When you’re ready to think about a headstone, bear in mind that your choice may be restricted according to whether the burial was in a church or cemetery. Generally you’ll find that cemeteries don’t have hard-and-fast rules and regulations. However, with churchyards there will be limitations. These will be dependent on the branch of the church and the local parish, but commonly include only allowing inscriptions that refer to Christianity, avoiding any reflective materials and finishes and not using bold colouring.

Deciding on a design

One of the first decisions you’ll need to make is on the style of headstone. The most traditional design is the upright headstone, which is usually made from granite, limestone or marble. A smaller upright version is called a ‘desk tablet’ – also known as a DVT (Desk Vase Tablet). You can also have a ground-level flat headstone in granite or bronze or a ‘kerbed’ or ‘ledger slab’, which is a full-length, ground-level headstone.

Selecting the stone

Headstones come in a range of materials including slate, granite and limestone. There’s also white marble and bronze, though neither of these are permitted in churchyards. As well as the overall look, you’ll need to consider things such as durability, how clearly it will show an inscription, weather resistance and what kind of cleaning and maintenance it will require. And of course cost will be a factor. Granite is a popular choice as it’s a cheap option, highly durable and comes in different colours and finishes.

Finding the right finish

As well as the material, you’ll also need to choose a finish – and with this there are three options. A polished finish looks beautifully smooth and shiny, but the downsides are that it won’t be allowed by most churches and it will also need regular cleaning. Another choice is part-polished, where only the base and inscription is polished.  Then there’s honed, a church-friendly smooth but unreflective finish.

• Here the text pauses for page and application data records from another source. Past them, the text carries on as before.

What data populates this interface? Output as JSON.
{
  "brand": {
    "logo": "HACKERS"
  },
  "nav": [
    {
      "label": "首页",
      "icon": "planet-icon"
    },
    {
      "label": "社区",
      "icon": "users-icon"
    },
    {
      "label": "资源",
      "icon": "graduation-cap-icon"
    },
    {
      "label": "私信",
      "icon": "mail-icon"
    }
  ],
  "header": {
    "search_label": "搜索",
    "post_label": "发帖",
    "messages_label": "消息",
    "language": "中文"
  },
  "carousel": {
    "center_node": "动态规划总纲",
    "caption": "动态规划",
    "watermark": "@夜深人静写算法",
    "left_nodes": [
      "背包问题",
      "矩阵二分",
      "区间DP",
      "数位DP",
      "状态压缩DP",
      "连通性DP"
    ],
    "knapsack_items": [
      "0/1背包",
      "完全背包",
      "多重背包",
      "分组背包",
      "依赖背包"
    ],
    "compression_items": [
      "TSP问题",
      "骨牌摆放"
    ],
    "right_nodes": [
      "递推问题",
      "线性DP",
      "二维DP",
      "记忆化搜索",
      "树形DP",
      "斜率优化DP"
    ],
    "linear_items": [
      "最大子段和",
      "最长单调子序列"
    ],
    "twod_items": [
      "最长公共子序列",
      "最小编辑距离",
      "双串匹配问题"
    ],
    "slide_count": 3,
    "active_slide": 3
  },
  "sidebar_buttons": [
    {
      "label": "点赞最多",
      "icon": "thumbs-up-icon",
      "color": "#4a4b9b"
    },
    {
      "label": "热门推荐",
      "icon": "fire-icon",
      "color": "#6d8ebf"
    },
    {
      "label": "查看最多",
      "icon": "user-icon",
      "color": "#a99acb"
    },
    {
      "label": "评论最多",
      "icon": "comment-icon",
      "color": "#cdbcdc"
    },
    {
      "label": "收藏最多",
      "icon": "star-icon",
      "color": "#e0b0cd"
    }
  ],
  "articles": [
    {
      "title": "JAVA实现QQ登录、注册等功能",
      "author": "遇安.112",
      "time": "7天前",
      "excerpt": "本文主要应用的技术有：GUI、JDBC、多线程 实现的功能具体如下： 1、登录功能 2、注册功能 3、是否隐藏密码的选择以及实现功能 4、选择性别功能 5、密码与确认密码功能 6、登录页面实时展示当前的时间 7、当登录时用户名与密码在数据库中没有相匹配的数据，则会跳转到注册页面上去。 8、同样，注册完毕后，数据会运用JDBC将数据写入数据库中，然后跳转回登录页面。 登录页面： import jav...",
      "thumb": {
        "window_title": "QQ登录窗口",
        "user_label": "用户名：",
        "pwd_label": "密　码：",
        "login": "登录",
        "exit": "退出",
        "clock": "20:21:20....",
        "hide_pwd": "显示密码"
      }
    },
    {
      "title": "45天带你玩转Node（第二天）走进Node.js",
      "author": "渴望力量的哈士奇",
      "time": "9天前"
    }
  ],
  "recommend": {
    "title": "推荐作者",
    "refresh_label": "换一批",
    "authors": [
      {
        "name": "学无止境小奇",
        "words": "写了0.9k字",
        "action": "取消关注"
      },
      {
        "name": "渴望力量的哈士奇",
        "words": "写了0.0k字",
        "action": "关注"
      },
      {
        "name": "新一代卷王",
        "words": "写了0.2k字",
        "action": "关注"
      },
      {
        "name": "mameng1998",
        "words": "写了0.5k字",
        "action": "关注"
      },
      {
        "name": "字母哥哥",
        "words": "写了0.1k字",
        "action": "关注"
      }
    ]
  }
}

Composing a lasting inscription

The inscription includes the name of the deceased and their date of birth and death, along with an epitaph. Finding the right words can be the hardest part, which is another good reason not to rush things. Engraving tends to be charged per letter or per word, so an epitaph will usually be fairly short and concise. You might want to choose something simple, such as ‘Gone but not forgotten’ or ‘Until we meet again’. Some people prefer a Bible passage, the verse of a poem or a memorable quote.

* We’re here to help you with all aspects of burial or cremation. Please contact us on 01438 316623.  You can see more examples of stone designs on our memorial page.